▸ Task directions
Since the data must remain as supplied, reproduce it word for word.

===== Available data

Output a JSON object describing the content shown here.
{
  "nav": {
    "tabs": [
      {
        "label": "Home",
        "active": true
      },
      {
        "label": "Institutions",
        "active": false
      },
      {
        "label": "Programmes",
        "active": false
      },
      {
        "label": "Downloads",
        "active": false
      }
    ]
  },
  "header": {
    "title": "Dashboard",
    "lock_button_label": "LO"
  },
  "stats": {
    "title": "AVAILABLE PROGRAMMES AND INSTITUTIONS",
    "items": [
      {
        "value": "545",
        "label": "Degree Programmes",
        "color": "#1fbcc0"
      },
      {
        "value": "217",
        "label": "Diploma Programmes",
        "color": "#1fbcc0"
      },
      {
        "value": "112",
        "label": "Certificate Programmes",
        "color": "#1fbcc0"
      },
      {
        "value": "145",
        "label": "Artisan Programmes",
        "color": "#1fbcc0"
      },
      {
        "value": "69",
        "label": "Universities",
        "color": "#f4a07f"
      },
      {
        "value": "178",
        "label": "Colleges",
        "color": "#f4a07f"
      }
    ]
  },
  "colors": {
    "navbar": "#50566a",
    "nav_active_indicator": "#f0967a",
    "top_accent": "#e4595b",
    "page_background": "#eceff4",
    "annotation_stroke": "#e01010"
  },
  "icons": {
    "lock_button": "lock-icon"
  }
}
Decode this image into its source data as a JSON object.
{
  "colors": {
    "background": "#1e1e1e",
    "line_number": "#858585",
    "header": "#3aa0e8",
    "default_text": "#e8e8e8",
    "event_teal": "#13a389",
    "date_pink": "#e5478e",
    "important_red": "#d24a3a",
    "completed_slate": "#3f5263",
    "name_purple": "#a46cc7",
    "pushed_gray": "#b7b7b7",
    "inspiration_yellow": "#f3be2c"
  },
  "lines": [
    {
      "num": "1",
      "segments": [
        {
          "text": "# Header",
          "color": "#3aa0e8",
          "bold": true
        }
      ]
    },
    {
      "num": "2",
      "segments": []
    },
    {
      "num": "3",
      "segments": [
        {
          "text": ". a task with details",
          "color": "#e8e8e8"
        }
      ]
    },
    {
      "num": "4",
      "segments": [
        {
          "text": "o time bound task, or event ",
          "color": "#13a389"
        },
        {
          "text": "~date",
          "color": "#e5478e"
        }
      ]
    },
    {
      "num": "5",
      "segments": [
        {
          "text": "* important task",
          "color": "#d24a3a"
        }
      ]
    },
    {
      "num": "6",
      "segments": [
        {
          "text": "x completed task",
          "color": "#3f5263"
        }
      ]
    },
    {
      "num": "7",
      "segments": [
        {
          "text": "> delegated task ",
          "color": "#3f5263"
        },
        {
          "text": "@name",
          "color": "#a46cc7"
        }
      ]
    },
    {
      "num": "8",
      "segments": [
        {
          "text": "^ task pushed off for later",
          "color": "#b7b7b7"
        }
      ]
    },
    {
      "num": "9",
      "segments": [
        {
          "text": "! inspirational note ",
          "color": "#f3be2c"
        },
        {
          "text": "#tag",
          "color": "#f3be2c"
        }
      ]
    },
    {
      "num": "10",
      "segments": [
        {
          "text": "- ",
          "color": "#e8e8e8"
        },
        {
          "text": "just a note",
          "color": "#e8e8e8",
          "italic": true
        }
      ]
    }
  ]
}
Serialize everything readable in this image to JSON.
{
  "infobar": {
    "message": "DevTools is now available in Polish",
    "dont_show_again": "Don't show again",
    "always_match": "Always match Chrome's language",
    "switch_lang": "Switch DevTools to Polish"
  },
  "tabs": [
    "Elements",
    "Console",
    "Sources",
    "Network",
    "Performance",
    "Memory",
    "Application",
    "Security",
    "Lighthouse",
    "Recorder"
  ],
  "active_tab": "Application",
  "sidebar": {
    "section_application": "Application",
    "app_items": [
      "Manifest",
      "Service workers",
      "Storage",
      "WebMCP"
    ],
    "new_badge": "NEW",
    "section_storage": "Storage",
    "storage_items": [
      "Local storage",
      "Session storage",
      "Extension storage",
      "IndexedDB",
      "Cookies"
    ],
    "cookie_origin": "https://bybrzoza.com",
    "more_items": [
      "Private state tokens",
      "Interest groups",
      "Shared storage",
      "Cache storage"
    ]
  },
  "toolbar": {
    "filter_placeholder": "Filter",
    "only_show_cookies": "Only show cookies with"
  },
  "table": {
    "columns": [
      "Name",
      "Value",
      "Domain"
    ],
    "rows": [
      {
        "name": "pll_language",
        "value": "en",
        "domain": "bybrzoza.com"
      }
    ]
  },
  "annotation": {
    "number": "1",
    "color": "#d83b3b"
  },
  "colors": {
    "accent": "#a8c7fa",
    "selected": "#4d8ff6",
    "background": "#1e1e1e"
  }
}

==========

▸ Exercise solution
Output a JSON object describing the content shown here.
{
  "nav": {
    "tabs": [
      {
        "label": "Home",
        "active": true
      },
      {
        "label": "Institutions",
        "active": false
      },
      {
        "label": "Programmes",
        "active": false
      },
      {
        "label": "Downloads",
        "active": false
      }
    ]
  },
  "header": {
    "title": "Dashboard",
    "lock_button_label": "LO"
  },
  "stats": {
    "title": "AVAILABLE PROGRAMMES AND INSTITUTIONS",
    "items": [
      {
        "value": "545",
        "label": "Degree Programmes",
        "color": "#1fbcc0"
      },
      {
        "value": "217",
        "label": "Diploma Programmes",
        "color": "#1fbcc0"
      },
      {
        "value": "112",
        "label": "Certificate Programmes",
        "color": "#1fbcc0"
      },
      {
        "value": "145",
        "label": "Artisan Programmes",
        "color": "#1fbcc0"
      },
      {
        "value": "69",
        "label": "Universities",
        "color": "#f4a07f"
      },
      {
        "value": "178",
        "label": "Colleges",
        "color": "#f4a07f"
      }
    ]
  },
  "colors": {
    "navbar": "#50566a",
    "nav_active_indicator": "#f0967a",
    "top_accent": "#e4595b",
    "page_background": "#eceff4",
    "annotation_stroke": "#e01010"
  },
  "icons": {
    "lock_button": "lock-icon"
  }
}
Decode this image into its source data as a JSON object.
{
  "colors": {
    "background": "#1e1e1e",
    "line_number": "#858585",
    "header": "#3aa0e8",
    "default_text": "#e8e8e8",
    "event_teal": "#13a389",
    "date_pink": "#e5478e",
    "important_red": "#d24a3a",
    "completed_slate": "#3f5263",
    "name_purple": "#a46cc7",
    "pushed_gray": "#b7b7b7",
    "inspiration_yellow": "#f3be2c"
  },
  "lines": [
    {
      "num": "1",
      "segments": [
        {
          "text": "# Header",
          "color": "#3aa0e8",
          "bold": true
        }
      ]
    },
    {
      "num": "2",
      "segments": []
    },
    {
      "num": "3",
      "segments": [
        {
          "text": ". a task with details",
          "color": "#e8e8e8"
        }
      ]
    },
    {
      "num": "4",
      "segments": [
        {
          "text": "o time bound task, or event ",
          "color": "#13a389"
        },
        {
          "text": "~date",
          "color": "#e5478e"
        }
      ]
    },
    {
      "num": "5",
      "segments": [
        {
          "text": "* important task",
          "color": "#d24a3a"
        }
      ]
    },
    {
      "num": "6",
      "segments": [
        {
          "text": "x completed task",
          "color": "#3f5263"
        }
      ]
    },
    {
      "num": "7",
      "segments": [
        {
          "text": "> delegated task ",
          "color": "#3f5263"
        },
        {
          "text": "@name",
          "color": "#a46cc7"
        }
      ]
    },
    {
      "num": "8",
      "segments": [
        {
          "text": "^ task pushed off for later",
          "color": "#b7b7b7"
        }
      ]
    },
    {
      "num": "9",
      "segments": [
        {
          "text": "! inspirational note ",
          "color": "#f3be2c"
        },
        {
          "text": "#tag",
          "color": "#f3be2c"
        }
      ]
    },
    {
      "num": "10",
      "segments": [
        {
          "text": "- ",
          "color": "#e8e8e8"
        },
        {
          "text": "just a note",
          "color": "#e8e8e8",
          "italic": true
        }
      ]
    }
  ]
}
Serialize everything readable in this image to JSON.
{
  "infobar": {
    "message": "DevTools is now available in Polish",
    "dont_show_again": "Don't show again",
    "always_match": "Always match Chrome's language",
    "switch_lang": "Switch DevTools to Polish"
  },
  "tabs": [
    "Elements",
    "Console",
    "Sources",
    "Network",
    "Performance",
    "Memory",
    "Application",
    "Security",
    "Lighthouse",
    "Recorder"
  ],
  "active_tab": "Application",
  "sidebar": {
    "section_application": "Application",
    "app_items": [
      "Manifest",
      "Service workers",
      "Storage",
      "WebMCP"
    ],
    "new_badge": "NEW",
    "section_storage": "Storage",
    "storage_items": [
      "Local storage",
      "Session storage",
      "Extension storage",
      "IndexedDB",
      "Cookies"
    ],
    "cookie_origin": "https://bybrzoza.com",
    "more_items": [
      "Private state tokens",
      "Interest groups",
      "Shared storage",
      "Cache storage"
    ]
  },
  "toolbar": {
    "filter_placeholder": "Filter",
    "only_show_cookies": "Only show cookies with"
  },
  "table": {
    "columns": [
      "Name",
      "Value",
      "Domain"
    ],
    "rows": [
      {
        "name": "pll_language",
        "value": "en",
        "domain": "bybrzoza.com"
      }
    ]
  },
  "annotation": {
    "number": "1",
    "color": "#d83b3b"
  },
  "colors": {
    "accent": "#a8c7fa",
    "selected": "#4d8ff6",
    "background": "#1e1e1e"
  }
}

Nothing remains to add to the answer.